"I have to be seen to be believed." 

Your style is part of your brand 

The Queen has been one of the most successful people in the world at using her image to make a statement. As a master of diplomacy, amongst other things, she often used fashion to make a point where words were inappropriate or insufficient. She was known to use colour and symbols on her clothing to show respect and reverence on trips around the world - a habit that the Princess of Wales has continued to uphold. She also left the world speculating on multiple occasions regarding coded messages through her attire. Examples of her intentional dressing include donning head-to-toe in green as a sign of peace when she went to shake hands with former IRA commander Martin McGuinness in 2012 wearing a brooch from her honeymoon to Prince Phillip’s funeral. As The Guardian has said, she "led the way in power-dressing for the world stage", and was a "pioneer in using clothes to project a message." For businesses and business leaders, the lesson might not be about clothing, but an enduring and consistent image can sometimes be as, if not more powerful, than words and statements. 

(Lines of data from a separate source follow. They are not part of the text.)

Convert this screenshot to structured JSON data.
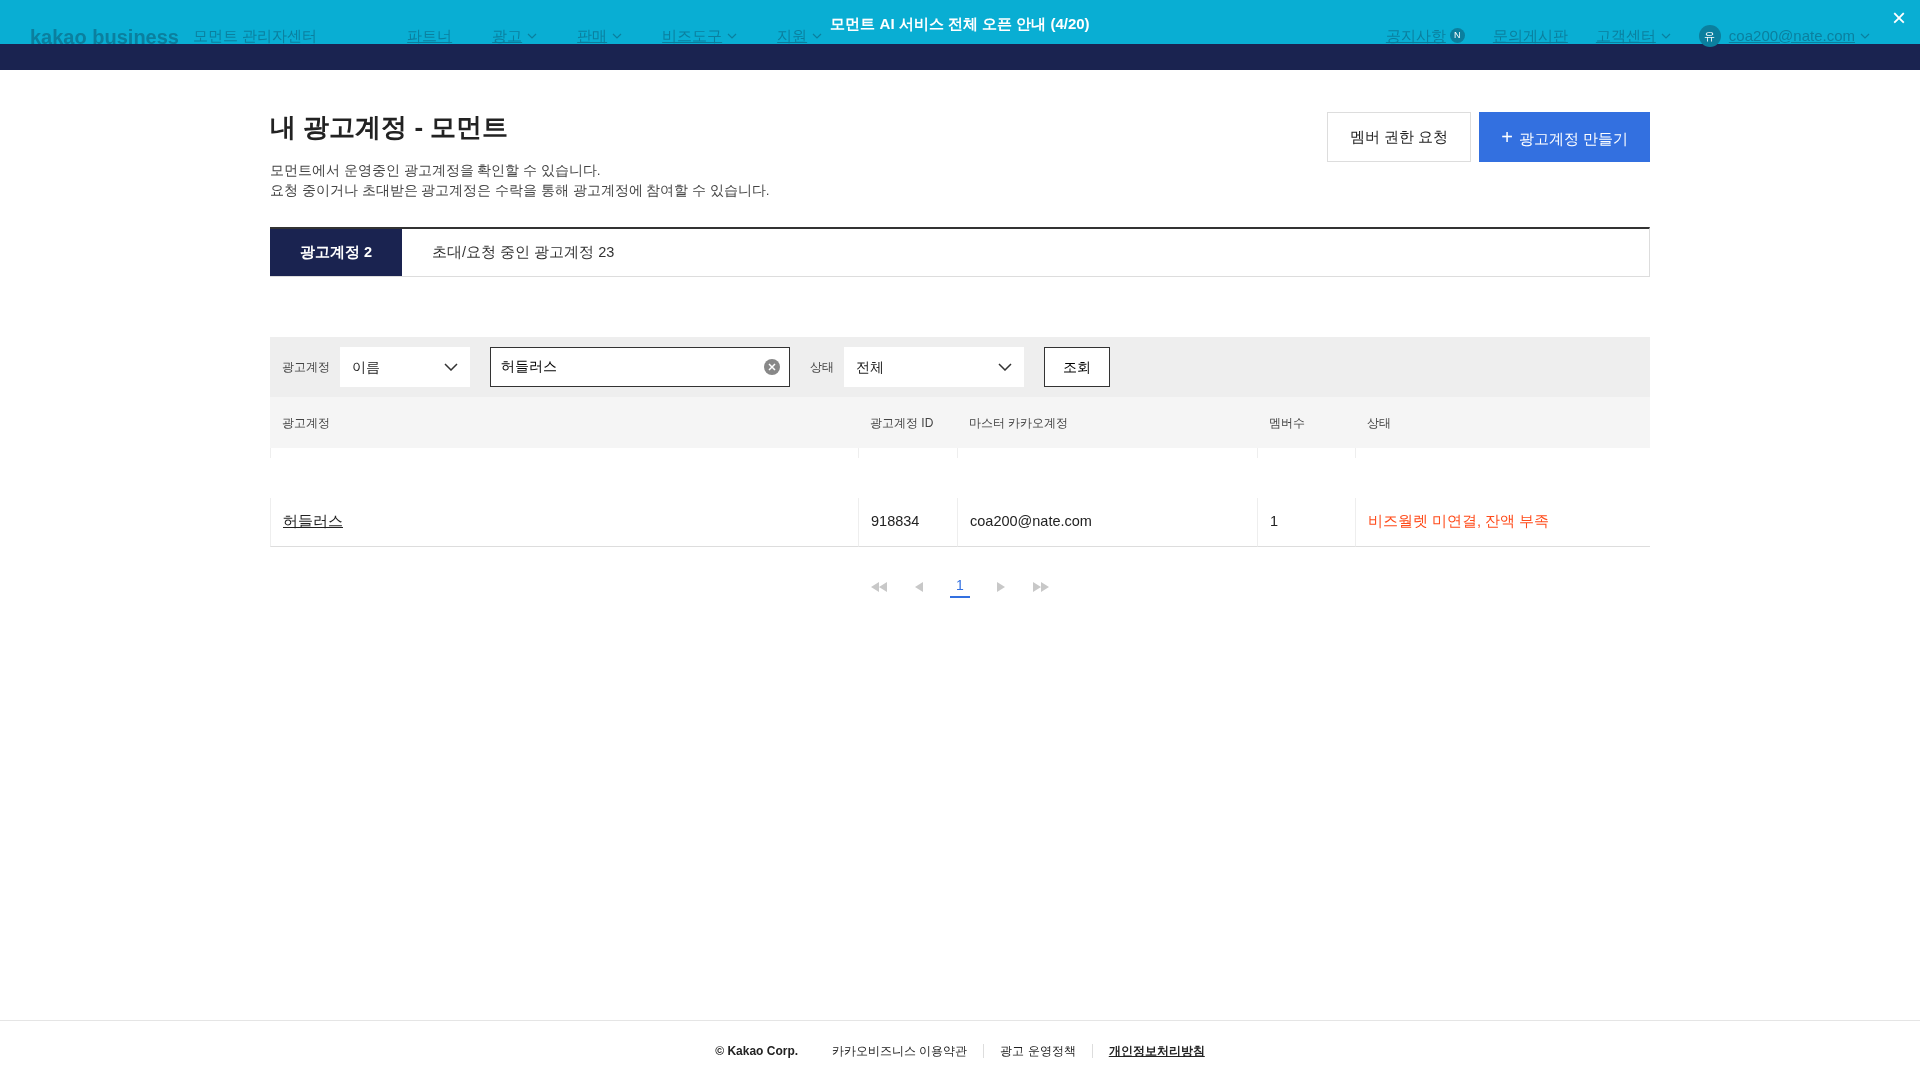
{
  "banner": {
    "text": "모먼트 AI 서비스 전체 오픈 안내 (4/20)",
    "close": "×"
  },
  "header": {
    "logo": "kakao business",
    "subtitle": "모먼트 관리자센터",
    "nav": [
      {
        "label": "파트너",
        "dropdown": false
      },
      {
        "label": "광고",
        "dropdown": true
      },
      {
        "label": "판매",
        "dropdown": true
      },
      {
        "label": "비즈도구",
        "dropdown": true
      },
      {
        "label": "지원",
        "dropdown": true
      }
    ],
    "right": [
      {
        "label": "공지사항",
        "kind": "badge",
        "badge": "N"
      },
      {
        "label": "문의게시판",
        "kind": "plain"
      },
      {
        "label": "고객센터",
        "kind": "dropdown"
      }
    ],
    "user": {
      "avatar": "유",
      "email": "coa200@nate.com"
    }
  },
  "page": {
    "title": "내 광고계정 - 모먼트",
    "description": [
      "모먼트에서 운영중인 광고계정을 확인할 수 있습니다.",
      "요청 중이거나 초대받은 광고계정은 수락을 통해 광고계정에 참여할 수 있습니다."
    ],
    "buttons": [
      {
        "label": "멤버 권한 요청",
        "kind": "outline"
      },
      {
        "label": "광고계정 만들기",
        "kind": "primary",
        "icon": "+"
      }
    ]
  },
  "tabs": [
    {
      "label": "광고계정 2",
      "selected": true
    },
    {
      "label": "초대/요청 중인 광고계정 23",
      "selected": false
    }
  ],
  "filter": {
    "account_label": "광고계정",
    "account_type": "이름",
    "search_value": "허들러스",
    "status_label": "상태",
    "status_value": "전체",
    "submit": "조회"
  },
  "table": {
    "columns": [
      "광고계정",
      "광고계정 ID",
      "마스터 카카오계정",
      "멤버수",
      "상태"
    ],
    "rows": [
      {
        "name": "허들러스",
        "id": "918834",
        "master": "coa200@nate.com",
        "members": "1",
        "status": "비즈월렛 미연결, 잔액 부족",
        "warning": true
      }
    ]
  },
  "pagination": {
    "pages": [
      {
        "label": "1",
        "selected": true
      }
    ]
  },
  "footer": [
    {
      "label": "© Kakao Corp.",
      "bold": true
    },
    {
      "label": "카카오비즈니스 이용약관",
      "bold": false
    },
    {
      "label": "광고 운영정책",
      "bold": false
    },
    {
      "label": "개인정보처리방침",
      "bold": true
    }
  ]
}
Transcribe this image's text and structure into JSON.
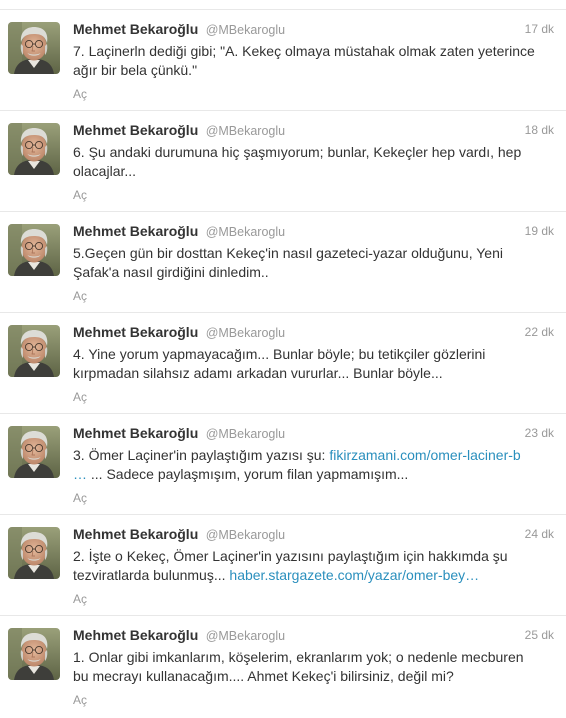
{
  "timeline": {
    "tweets": [
      {
        "fullname": "Mehmet Bekaroğlu",
        "username": "@MBekaroglu",
        "time": "17 dk",
        "line1": "7. Laçinerln dediği gibi; \"A. Kekeç olmaya müstahak olmak zaten yeterince",
        "line2": "ağır bir bela çünkü.\"",
        "expand": "Aç"
      },
      {
        "fullname": "Mehmet Bekaroğlu",
        "username": "@MBekaroglu",
        "time": "18 dk",
        "line1": "6. Şu andaki durumuna hiç şaşmıyorum; bunlar, Kekeçler hep vardı, hep",
        "line2": "olacajlar...",
        "expand": "Aç"
      },
      {
        "fullname": "Mehmet Bekaroğlu",
        "username": "@MBekaroglu",
        "time": "19 dk",
        "line1": "5.Geçen gün bir dosttan Kekeç'in nasıl gazeteci-yazar olduğunu, Yeni",
        "line2": "Şafak'a nasıl girdiğini dinledim..",
        "expand": "Aç"
      },
      {
        "fullname": "Mehmet Bekaroğlu",
        "username": "@MBekaroglu",
        "time": "22 dk",
        "line1": "4. Yine yorum yapmayacağım... Bunlar böyle; bu tetikçiler gözlerini",
        "line2": "kırpmadan silahsız adamı arkadan vururlar... Bunlar böyle...",
        "expand": "Aç"
      },
      {
        "fullname": "Mehmet Bekaroğlu",
        "username": "@MBekaroglu",
        "time": "23 dk",
        "line1": "3. Ömer Laçiner'in paylaştığım yazısı şu: ",
        "link1": "fikirzamani.com/omer-laciner-b",
        "link2": "…",
        "line2": " ... Sadece paylaşmışım, yorum filan yapmamışım...",
        "expand": "Aç"
      },
      {
        "fullname": "Mehmet Bekaroğlu",
        "username": "@MBekaroglu",
        "time": "24 dk",
        "line1": "2. İşte o Kekeç, Ömer Laçiner'in yazısını paylaştığım için hakkımda şu",
        "line2": "tezviratlarda bulunmuş... ",
        "link2": "haber.stargazete.com/yazar/omer-bey…",
        "expand": "Aç"
      },
      {
        "fullname": "Mehmet Bekaroğlu",
        "username": "@MBekaroglu",
        "time": "25 dk",
        "line1": "1. Onlar gibi imkanlarım, köşelerim, ekranlarım yok; o nedenle mecburen",
        "line2": "bu mecrayı kullanacağım.... Ahmet Kekeç'i bilirsiniz, değil mi?",
        "expand": "Aç"
      }
    ]
  }
}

"I know of no single formula for success, but over the years I have observed that some attributes of leadership are universal, and are often about finding ways of encouraging people to combine their efforts, their talents, their insights, their enthusiasm and their inspiration, to work together." 

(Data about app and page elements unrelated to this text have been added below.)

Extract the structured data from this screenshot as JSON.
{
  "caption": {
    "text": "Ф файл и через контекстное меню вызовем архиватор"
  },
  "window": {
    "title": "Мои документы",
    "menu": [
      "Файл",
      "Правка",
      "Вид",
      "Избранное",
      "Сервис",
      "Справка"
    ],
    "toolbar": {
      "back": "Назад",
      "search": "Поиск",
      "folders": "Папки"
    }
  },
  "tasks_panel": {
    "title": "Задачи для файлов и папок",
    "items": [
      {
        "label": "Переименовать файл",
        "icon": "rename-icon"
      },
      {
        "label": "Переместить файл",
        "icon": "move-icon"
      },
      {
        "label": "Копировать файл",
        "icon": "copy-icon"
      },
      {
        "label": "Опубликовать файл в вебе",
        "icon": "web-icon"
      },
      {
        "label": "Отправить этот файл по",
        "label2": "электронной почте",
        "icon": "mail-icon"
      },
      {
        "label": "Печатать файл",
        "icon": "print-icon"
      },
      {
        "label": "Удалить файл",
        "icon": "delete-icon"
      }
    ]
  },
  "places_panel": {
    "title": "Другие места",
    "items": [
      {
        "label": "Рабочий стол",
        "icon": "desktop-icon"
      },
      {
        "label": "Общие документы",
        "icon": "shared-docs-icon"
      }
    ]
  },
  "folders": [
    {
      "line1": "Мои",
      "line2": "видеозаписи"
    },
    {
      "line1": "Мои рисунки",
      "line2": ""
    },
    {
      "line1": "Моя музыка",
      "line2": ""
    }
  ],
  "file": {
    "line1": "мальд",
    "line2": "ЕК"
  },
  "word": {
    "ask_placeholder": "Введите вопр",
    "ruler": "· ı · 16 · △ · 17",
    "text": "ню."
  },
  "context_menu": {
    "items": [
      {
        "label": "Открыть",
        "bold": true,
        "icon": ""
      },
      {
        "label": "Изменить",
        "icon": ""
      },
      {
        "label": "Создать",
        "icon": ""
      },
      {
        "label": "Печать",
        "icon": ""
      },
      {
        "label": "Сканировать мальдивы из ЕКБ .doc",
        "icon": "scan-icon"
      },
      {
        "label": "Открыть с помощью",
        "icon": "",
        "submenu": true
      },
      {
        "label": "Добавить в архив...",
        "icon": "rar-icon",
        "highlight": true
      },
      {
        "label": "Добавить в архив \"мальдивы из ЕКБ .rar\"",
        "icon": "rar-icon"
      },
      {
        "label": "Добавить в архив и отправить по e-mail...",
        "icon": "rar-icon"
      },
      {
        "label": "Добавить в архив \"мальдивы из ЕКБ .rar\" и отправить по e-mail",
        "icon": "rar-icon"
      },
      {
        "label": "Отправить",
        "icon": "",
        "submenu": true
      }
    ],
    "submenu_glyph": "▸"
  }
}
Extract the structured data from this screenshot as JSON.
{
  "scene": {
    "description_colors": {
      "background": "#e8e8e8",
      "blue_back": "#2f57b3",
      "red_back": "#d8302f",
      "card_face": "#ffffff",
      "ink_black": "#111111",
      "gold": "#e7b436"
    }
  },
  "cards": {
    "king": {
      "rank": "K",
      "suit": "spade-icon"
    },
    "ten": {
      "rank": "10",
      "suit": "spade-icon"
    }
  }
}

Soft power is powerful leadership 

It would have been easy to assume that Queen Elizabeth was merely a figurehead. In truth, she proved herself to be amongst the most skilled leaders, particularly given the delicacy of her role. She used strong communication skills and even better listening skills to influence rather than control. She managed both her household and her official responsibilities effectively. She was, perhaps, the very definition of an iron hand in a velvet glove because her goal was not to be self-serving but to have a higher purpose. Neil Jurd OBE, author of The Leadership Book, said: “In this leadership style the focus is outwards, on others and on the objective.” For business leaders, learning to listen and direct rather than micromanage and maintaining a focus on the 'greater good' rather than small wins is a powerful skill to master. 

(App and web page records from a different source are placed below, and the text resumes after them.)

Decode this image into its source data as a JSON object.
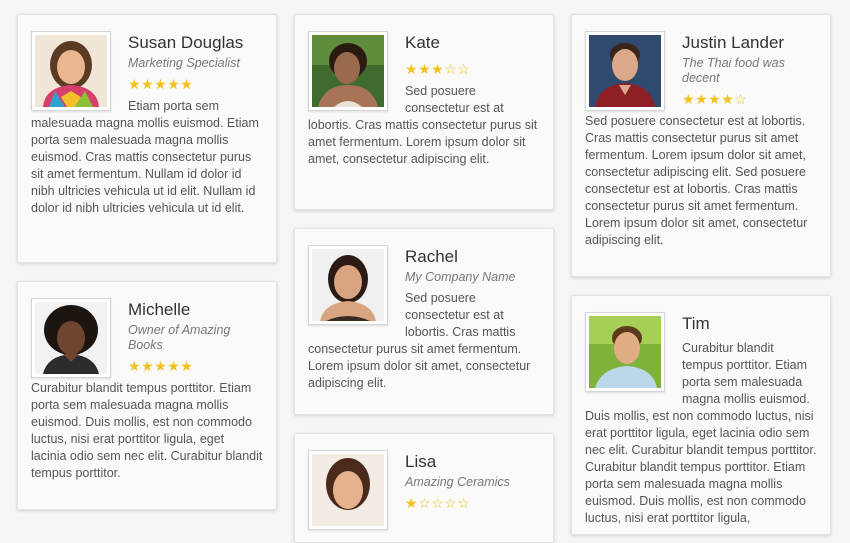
{
  "colors": {
    "star": "#f2c11b",
    "card_bg": "#fafafa",
    "page_bg": "#f5f5f5"
  },
  "cards": [
    {
      "name": "Susan Douglas",
      "role": "Marketing Specialist",
      "rating": 5,
      "bio": "Etiam porta sem malesuada magna mollis euismod. Etiam porta sem malesuada magna mollis euismod. Cras mattis consectetur purus sit amet fermentum. Nullam id dolor id nibh ultricies vehicula ut id elit. Nullam id dolor id nibh ultricies vehicula ut id elit."
    },
    {
      "name": "Kate",
      "role": "",
      "rating": 3,
      "bio": "Sed posuere consectetur est at lobortis. Cras mattis consectetur purus sit amet fermentum. Lorem ipsum dolor sit amet, consectetur adipiscing elit."
    },
    {
      "name": "Justin Lander",
      "role": "The Thai food was decent",
      "rating": 4,
      "bio": "Sed posuere consectetur est at lobortis. Cras mattis consectetur purus sit amet fermentum. Lorem ipsum dolor sit amet, consectetur adipiscing elit. Sed posuere consectetur est at lobortis. Cras mattis consectetur purus sit amet fermentum. Lorem ipsum dolor sit amet, consectetur adipiscing elit."
    },
    {
      "name": "Michelle",
      "role": "Owner of Amazing Books",
      "rating": 5,
      "bio": "Curabitur blandit tempus porttitor. Etiam porta sem malesuada magna mollis euismod. Duis mollis, est non commodo luctus, nisi erat porttitor ligula, eget lacinia odio sem nec elit. Curabitur blandit tempus porttitor."
    },
    {
      "name": "Rachel",
      "role": "My Company Name",
      "rating": 0,
      "bio": "Sed posuere consectetur est at lobortis. Cras mattis consectetur purus sit amet fermentum. Lorem ipsum dolor sit amet, consectetur adipiscing elit."
    },
    {
      "name": "Tim",
      "role": "",
      "rating": 0,
      "bio": "Curabitur blandit tempus porttitor. Etiam porta sem malesuada magna mollis euismod. Duis mollis, est non commodo luctus, nisi erat porttitor ligula, eget lacinia odio sem nec elit. Curabitur blandit tempus porttitor. Curabitur blandit tempus porttitor. Etiam porta sem malesuada magna mollis euismod. Duis mollis, est non commodo luctus, nisi erat porttitor ligula,"
    },
    {
      "name": "Lisa",
      "role": "Amazing Ceramics",
      "rating": 1,
      "bio": ""
    }
  ]
}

"Each day is a new beginning, I know that the only way to live my life is to try to do what is right, to take the long view, to give of my best in all that the day brings, and to put my trust in God." 

True leaders don’t stop until they leave the stage 

The last photo of the Queen was famously taken only two days before her death, as she greeted the incoming Prime Minister, Liz Truss, with a warm smile. She might have appeared frail, but there was no loss of professionalism or enthusiasm as she carried out her final act of service. Herein lies a lesson for all, from leadership to those rising through the ranks of a business: always serve your purpose to the best of your ability, doing our best in our current roles until we actually leave them. The mark of a good leader or a potential leader is how we behave when things are not going according to plan, when things are challenging or when we’re heading towards a seismic change. This is where having a sense of purpose is essential - knowing that the personal, professional and company values you're seeking to uphold are enough to drive you to do your best - for your company, your team and your customers, until you leave the proverbial stage. 
If you're looking for support developing a leadership style that will support your team, your company and your customers for sustainable success, you may benefit from working with our CEO Whisperer or Fractional CMO service. If you want to learn more, contact us to see how we can help your business grow.